Gravitational waves and where to find them
||Advanced LIGO has just begun its search for gravitational waves.|
For thousands of years, astronomy was the province of visible light, that narrow band of colors the human eye can see.
In the 20th century, astronomers pushed into other kinds of light, from radio waves to infrared light to gamma rays. Researchers built neutrino detectors and cosmic ray observatories to study the universe using particles instead. Most recently, another branch of lightless astronomy has been making strides: gravitational wave astronomy.
It's easy to make gravitational waves: Just flap your arms. Earth's orbit produces more powerful gravitational waves, but even these are too small to have a measurable effect. This is a good thing: Gravitational waves carry energy, and losing too much energy would cause Earth to spiral into the sun.

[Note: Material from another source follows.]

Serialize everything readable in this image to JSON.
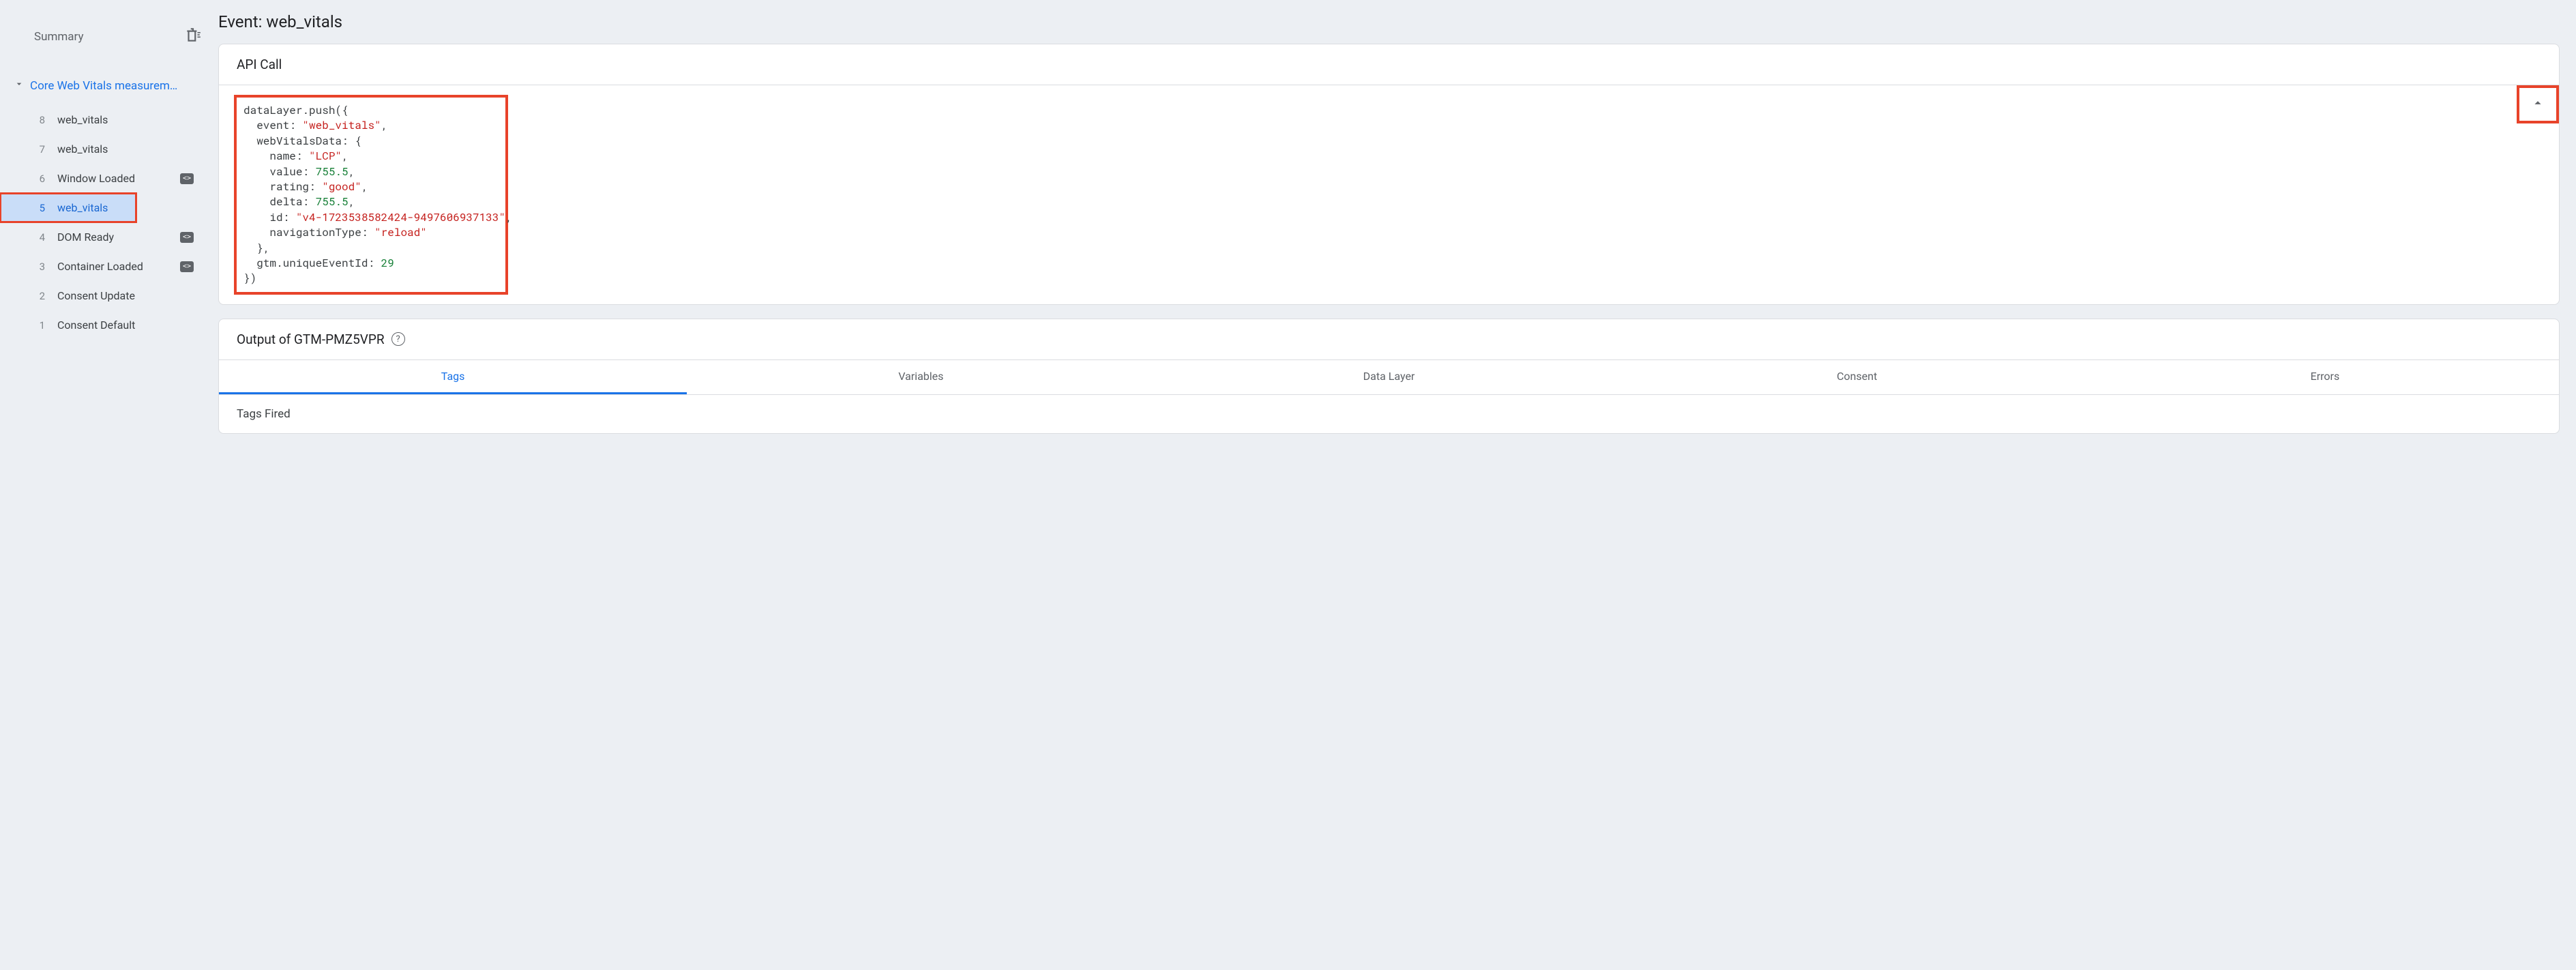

Gravitational waves are an important prediction of Einstein's general theory of relativity. According to that theory, a variety of astronomical objects—such as supernova explosions, pairs of black holes and other mutually orbiting objects with strong gravity—give off energy as disturbances in the structure of space-time that propagate outward at the speed of light.
Even though these waves are ubiquitous and often carry enormous amounts of energy, gravity is so weak that they barely nudge other objects as they pass.
But sufficiently sensitive detectors could measure these waves.